It was more than a decade ago when the free-hit was introduced in international cricket. Having initially come into limelight as a byproduct of T20 cricket, penalising the bowler for bowling a no-ball soon found a place in ODIs as well.
The concept was introduced in the 50-over format at the highest level in October 2007 when the ICC (International Cricket Board) had clarified that the bowler would be penalised for not only front-foot no-balls but all foot no-balls.
As the title suggests, a batsman is allowed to play any shot without the risk of getting out on a free-hit with modes of dismissals such as run-out, handling the ball, hitting the ball twice and obstructing the field falling under exceptions.
Is there free hit in Test cricket?
It was eight years later in 2015 that all types of no-balls used to result in free hits adding to the bowlers’ woes in limited-overs cricket.
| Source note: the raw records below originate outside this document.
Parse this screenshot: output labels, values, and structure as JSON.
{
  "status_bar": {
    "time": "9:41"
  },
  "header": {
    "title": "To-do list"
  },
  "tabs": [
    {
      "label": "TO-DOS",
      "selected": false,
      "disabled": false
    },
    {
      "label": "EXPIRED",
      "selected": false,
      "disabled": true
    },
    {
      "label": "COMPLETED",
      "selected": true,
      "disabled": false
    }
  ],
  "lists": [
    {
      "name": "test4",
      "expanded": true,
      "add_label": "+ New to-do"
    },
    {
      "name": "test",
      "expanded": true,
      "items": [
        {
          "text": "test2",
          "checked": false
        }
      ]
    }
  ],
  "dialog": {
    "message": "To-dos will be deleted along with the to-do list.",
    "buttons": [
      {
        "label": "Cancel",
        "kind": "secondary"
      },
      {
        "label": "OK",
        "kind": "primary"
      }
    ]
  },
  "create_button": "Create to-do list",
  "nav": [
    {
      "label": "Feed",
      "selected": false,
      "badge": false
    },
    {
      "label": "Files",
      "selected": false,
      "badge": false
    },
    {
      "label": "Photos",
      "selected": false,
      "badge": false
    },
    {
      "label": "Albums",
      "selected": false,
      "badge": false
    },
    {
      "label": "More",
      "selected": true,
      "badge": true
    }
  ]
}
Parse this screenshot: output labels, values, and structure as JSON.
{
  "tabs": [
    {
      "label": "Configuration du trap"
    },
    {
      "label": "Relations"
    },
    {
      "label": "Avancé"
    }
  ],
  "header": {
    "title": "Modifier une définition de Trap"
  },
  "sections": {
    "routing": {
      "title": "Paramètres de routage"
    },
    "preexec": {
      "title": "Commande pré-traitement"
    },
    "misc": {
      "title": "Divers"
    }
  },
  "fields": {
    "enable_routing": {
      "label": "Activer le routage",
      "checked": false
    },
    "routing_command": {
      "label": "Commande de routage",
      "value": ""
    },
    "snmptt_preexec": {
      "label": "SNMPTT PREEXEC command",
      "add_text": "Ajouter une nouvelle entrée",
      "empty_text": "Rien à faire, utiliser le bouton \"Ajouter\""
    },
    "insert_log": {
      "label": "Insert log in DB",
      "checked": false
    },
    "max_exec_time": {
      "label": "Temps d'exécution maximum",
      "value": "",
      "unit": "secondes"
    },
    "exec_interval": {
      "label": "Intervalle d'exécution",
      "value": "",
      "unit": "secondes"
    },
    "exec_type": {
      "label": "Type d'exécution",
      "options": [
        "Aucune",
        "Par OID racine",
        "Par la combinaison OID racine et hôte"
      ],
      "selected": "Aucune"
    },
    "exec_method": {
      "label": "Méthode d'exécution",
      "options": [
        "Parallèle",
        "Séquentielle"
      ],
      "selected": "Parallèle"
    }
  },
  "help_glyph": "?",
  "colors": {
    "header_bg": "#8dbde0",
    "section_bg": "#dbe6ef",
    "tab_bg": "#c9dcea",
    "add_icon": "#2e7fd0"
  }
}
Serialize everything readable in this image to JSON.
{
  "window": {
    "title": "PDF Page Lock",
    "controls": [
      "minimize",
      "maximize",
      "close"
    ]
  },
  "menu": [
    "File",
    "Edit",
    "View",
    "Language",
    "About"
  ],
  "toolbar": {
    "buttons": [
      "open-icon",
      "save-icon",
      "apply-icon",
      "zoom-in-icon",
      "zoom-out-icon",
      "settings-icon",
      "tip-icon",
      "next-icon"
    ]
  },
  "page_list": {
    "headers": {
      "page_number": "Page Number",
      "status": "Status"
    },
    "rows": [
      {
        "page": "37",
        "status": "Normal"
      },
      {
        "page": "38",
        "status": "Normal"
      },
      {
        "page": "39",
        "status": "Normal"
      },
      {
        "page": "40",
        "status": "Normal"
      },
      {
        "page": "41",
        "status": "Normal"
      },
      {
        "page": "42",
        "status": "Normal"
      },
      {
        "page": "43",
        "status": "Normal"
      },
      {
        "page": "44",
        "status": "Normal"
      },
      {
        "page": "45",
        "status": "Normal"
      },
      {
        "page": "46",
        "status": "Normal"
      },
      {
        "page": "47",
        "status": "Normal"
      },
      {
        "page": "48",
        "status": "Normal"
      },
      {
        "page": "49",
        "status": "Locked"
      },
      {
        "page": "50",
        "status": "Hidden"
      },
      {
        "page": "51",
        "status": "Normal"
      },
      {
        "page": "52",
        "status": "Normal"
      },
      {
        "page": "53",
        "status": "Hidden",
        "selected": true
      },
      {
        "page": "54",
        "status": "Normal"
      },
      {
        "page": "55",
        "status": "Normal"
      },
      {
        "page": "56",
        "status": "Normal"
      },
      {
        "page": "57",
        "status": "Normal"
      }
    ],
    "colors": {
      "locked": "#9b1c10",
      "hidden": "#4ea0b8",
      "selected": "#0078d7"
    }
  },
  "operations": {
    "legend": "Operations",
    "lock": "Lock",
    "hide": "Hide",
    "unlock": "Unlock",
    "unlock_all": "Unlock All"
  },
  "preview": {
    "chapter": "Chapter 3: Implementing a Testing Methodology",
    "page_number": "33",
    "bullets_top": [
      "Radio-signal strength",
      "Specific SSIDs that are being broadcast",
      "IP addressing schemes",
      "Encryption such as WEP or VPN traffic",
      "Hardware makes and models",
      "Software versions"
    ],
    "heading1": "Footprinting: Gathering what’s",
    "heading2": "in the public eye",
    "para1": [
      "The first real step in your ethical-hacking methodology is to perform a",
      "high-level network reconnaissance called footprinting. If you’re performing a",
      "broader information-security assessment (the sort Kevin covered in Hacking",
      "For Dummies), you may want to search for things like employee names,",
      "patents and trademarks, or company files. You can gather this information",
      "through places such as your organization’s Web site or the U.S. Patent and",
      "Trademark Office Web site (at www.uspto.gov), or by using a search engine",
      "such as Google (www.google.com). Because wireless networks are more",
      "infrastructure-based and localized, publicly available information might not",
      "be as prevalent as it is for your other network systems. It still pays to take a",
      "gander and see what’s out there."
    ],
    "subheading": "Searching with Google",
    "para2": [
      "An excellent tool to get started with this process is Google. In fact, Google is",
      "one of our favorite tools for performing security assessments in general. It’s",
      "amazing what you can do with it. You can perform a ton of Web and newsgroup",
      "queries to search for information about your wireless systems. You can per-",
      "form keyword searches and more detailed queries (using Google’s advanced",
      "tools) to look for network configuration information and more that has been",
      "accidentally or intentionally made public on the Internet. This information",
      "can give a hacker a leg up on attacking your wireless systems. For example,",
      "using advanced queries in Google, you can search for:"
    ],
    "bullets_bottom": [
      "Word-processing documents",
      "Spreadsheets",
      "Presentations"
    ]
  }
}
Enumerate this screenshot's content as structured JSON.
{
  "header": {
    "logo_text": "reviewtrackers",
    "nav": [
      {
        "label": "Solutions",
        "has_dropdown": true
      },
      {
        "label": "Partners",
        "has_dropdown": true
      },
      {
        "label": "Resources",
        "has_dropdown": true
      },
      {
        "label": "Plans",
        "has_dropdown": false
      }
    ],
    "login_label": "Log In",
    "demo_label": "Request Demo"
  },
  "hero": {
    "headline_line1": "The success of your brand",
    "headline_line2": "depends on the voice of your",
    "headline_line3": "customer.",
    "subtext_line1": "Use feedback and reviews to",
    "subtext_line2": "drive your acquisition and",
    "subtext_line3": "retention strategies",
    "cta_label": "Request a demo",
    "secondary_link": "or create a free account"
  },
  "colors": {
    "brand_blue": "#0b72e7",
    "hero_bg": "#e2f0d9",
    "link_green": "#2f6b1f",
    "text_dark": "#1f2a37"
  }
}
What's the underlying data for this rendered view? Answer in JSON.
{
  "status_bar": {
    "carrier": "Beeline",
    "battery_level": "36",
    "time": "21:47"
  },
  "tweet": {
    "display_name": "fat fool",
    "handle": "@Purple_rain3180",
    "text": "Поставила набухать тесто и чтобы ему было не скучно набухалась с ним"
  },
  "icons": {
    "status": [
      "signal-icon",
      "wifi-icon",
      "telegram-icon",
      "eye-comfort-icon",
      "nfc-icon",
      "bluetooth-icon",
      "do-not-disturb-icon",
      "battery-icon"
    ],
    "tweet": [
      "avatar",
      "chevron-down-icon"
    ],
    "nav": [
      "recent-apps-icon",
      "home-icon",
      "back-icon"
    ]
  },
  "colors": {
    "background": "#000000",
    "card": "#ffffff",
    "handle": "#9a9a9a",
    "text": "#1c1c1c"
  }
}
If the free-hit results in another no-ball or a wide ball, the batsman is bound to receive another free hit.
As far as cricket’s ancestral format in Test cricket is concerned, there is no allowance of a free-hit in red-ball cricket. Therefore, irrespective of what kind of no-ball a bowler bowls, a batsman won’t get a free-hit on the following delivery. Having said that, the bowler will have to re-bowl the delivery and a run would be added to the batting total.
For example, India pacer Navdeep Saini bowled a waist-high full toss to Australia’s Mitchell Starc in the first innings of the ongoing third Test match in Sydney. While the debutant bowler had to reload with respect to the delivery, Starc didn’t get any free hit on the following delivery.